Top of GIVEN DATA
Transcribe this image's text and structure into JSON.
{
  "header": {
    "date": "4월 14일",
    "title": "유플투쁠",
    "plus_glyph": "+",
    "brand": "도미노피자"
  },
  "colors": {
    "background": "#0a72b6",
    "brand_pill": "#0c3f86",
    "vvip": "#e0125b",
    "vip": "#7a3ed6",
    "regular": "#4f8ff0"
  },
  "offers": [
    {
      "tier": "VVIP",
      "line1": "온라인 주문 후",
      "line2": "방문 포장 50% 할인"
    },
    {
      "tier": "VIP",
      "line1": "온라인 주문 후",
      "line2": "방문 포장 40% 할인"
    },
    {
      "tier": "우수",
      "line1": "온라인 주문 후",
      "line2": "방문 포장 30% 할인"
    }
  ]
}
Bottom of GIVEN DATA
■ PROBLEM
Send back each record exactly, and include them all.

■ THE ANSWER
Transcribe this image's text and structure into JSON.
{
  "header": {
    "date": "4월 14일",
    "title": "유플투쁠",
    "plus_glyph": "+",
    "brand": "도미노피자"
  },
  "colors": {
    "background": "#0a72b6",
    "brand_pill": "#0c3f86",
    "vvip": "#e0125b",
    "vip": "#7a3ed6",
    "regular": "#4f8ff0"
  },
  "offers": [
    {
      "tier": "VVIP",
      "line1": "온라인 주문 후",
      "line2": "방문 포장 50% 할인"
    },
    {
      "tier": "VIP",
      "line1": "온라인 주문 후",
      "line2": "방문 포장 40% 할인"
    },
    {
      "tier": "우수",
      "line1": "온라인 주문 후",
      "line2": "방문 포장 30% 할인"
    }
  ]
}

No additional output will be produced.